CHAPTER 4: EXPECTED OUTCOMES35
CHAPTER 1: INTRODUCTION
Tooth decay is the disease most prevalent in the world. Until very recently, almost all individuals had experienced this condition at least once in their lives. This infectious disease results in successive demineralization of hard tissues of the tooth. This process results in the longer term, an irreversible loss of substance. The organic acids involved in it are from the bacterial metabolism. Indeed, the oral environment is a rich and diverse ecosystem in which established a complex flora consisting, among others, over 300 bacterial species. A remarkable balance established between the bacterial mass, constantly increasing and constant input, and controlling factors of this mass, they are specific to the oral environment or related to competition between micro-organisms. However, under certain conditions, local defence mechanisms can be crushed and opportunistic growth of certain bacterial species cause diseases of the tooth. Thus the breakdown of microbial homeostasis by an environmental factor (increased intake of fermentable carbohydrates, for example) will lead to the proliferation or the prevalence of cryogenic micro organisms. The micro organisms involved in the caries process belonging to three bacterial genera:

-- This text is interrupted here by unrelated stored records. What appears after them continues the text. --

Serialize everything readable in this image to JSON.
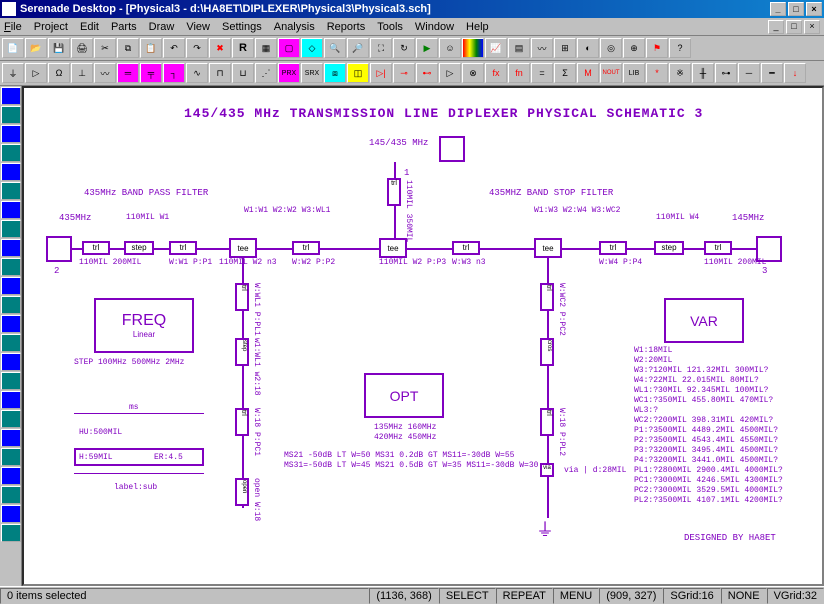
{
  "window": {
    "title": "Serenade Desktop - [Physical3 - d:\\HA8ET\\DIPLEXER\\Physical3\\Physical3.sch]"
  },
  "menu": {
    "file": "File",
    "project": "Project",
    "edit": "Edit",
    "parts": "Parts",
    "draw": "Draw",
    "view": "View",
    "settings": "Settings",
    "analysis": "Analysis",
    "reports": "Reports",
    "tools": "Tools",
    "window": "Window",
    "help": "Help"
  },
  "schematic": {
    "title": "145/435 MHz TRANSMISSION LINE DIPLEXER PHYSICAL SCHEMATIC 3",
    "port_top": "145/435 MHz",
    "port_top_num": "1",
    "port_left": "435MHz",
    "port_left_num": "2",
    "port_right": "145MHz",
    "port_right_num": "3",
    "bandpass_label": "435MHz BAND PASS FILTER",
    "bandstop_label": "435MHZ BAND STOP FILTER",
    "trl1": {
      "type": "trl",
      "vals": "110MIL\n200MIL"
    },
    "step1": {
      "type": "step",
      "label": "110MIL\nW1"
    },
    "trl2": {
      "type": "trl",
      "label": "W1:W1\nW2:W2\nW3:WL1",
      "vals": "W:W1\nP:P1"
    },
    "tee1": {
      "type": "tee"
    },
    "teevals1": "110MIL\nW2\nn3",
    "trl_mid1": {
      "type": "trl",
      "vals": "W:W2\nP:P2"
    },
    "tee_mid": {
      "type": "tee",
      "top": "110MIL\n350MIL"
    },
    "tee_mid_vals": "110MIL\nW2\nP:P3",
    "trl_mid2": {
      "type": "trl",
      "vals": "W:W3\nn3"
    },
    "tee2": {
      "type": "tee",
      "label": "W1:W3\nW2:W4\nW3:WC2"
    },
    "tee2_vals": "",
    "trl3": {
      "type": "trl",
      "vals": "W:W4\nP:P4"
    },
    "step2": {
      "type": "step",
      "label": "110MIL\nW4"
    },
    "trl4": {
      "type": "trl",
      "vals": "110MIL\n200MIL"
    },
    "left_stub": {
      "trl_a": "W:WL1\nP:PL1",
      "step": "w1:WL1\nw2:18",
      "trl_b": "W:18\nP:PC1",
      "open": "open\nW:18"
    },
    "right_stub": {
      "trl_a": "W:WC2\nP:PC2",
      "cros": "cros",
      "trl_b": "W:18\nP:PL2",
      "via": "via | d:28MIL",
      "trl_c": "W:18\nP:PL2"
    },
    "freq_block": {
      "title": "FREQ",
      "sub": "Linear",
      "note": "STEP 100MHz 500MHz 2MHz"
    },
    "opt_block": {
      "title": "OPT",
      "line1": "135MHz 160MHz",
      "line2": "420MHz 450MHz",
      "opt1": "MS21 -50dB LT W=50  MS31 0.2dB GT  MS11=-30dB W=55",
      "opt2": "MS31=-50dB LT W=45 MS21 0.5dB GT W=35 MS11=-30dB W=30"
    },
    "var_block": {
      "title": "VAR",
      "lines": [
        "W1:18MIL",
        "W2:20MIL",
        "W3:?120MIL 121.32MIL 300MIL?",
        "W4:?22MIL 22.015MIL  80MIL?",
        "WL1:?30MIL 92.345MIL 100MIL?",
        "WC1:?350MIL 455.80MIL 470MIL?",
        "WL3:?",
        "WC2:?200MIL 398.31MIL 420MIL?",
        "P1:?3500MIL 4489.2MIL 4500MIL?",
        "P2:?3500MIL 4543.4MIL 4550MIL?",
        "P3:?3200MIL 3495.4MIL 4500MIL?",
        "P4:?3200MIL 3441.0MIL 4500MIL?",
        "PL1:?2800MIL 2900.4MIL 4000MIL?",
        "PC1:?3000MIL 4246.5MIL 4300MIL?",
        "PC2:?3000MIL 3529.5MIL 4000MIL?",
        "PL2:?3500MIL 4107.1MIL  4200MIL?"
      ]
    },
    "substrate": {
      "ms": "ms",
      "hu": "HU:500MIL",
      "h": "H:59MIL",
      "er": "ER:4.5",
      "label": "label:sub"
    },
    "credit": "DESIGNED BY HA8ET"
  },
  "status": {
    "items_selected": "0 items selected",
    "coords1": "(1136, 368)",
    "select": "SELECT",
    "repeat": "REPEAT",
    "menu": "MENU",
    "coords2": "(909, 327)",
    "sgrid": "SGrid:16",
    "none": "NONE",
    "vgrid": "VGrid:32"
  }
}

• The group of Streptococcus mutans, implicated in the initiation of the carious lesion;
• The genus Lactobacillus, involved in the progression of the carious lesion;
• The type Actinomyces, particularly involved in root caries.
If tooth decay can not be considered a disease of nutrition, yet it is the result of the effect of an imbalance in the daily intake of fermentable carbohydrates. It's not the overall quantity of sugar ingested is paramount but the frequency of ingestion. A decrease in caries prevalence was observed in industrialized countries. But there are still large variations between populations of different socioeconomic levels. Carious disease remains a public health problem, since 80% of patients are found in 20% of the population. The DMF index allows highlighting the degree of caries in a population. This index is the sum of the number of decayed teeth (C), the number of missing teeth due to caries (A) and the number of filled teeth (O).
Root caries occur when the enamel is exposed as a result of gingival destruction. They are more common in the elderly. In the U.S., it affects 22% of the population.
A histo-pathological classification proposed by Westbook can differentiate levels of decay:
• Decay of enamel;
• Decay without destruction of the dentin;
• Destruction of affected dentin with dentin;
• Decay of pulpal.
Billings has more recently proposed a clinical classification in which he describes four stages: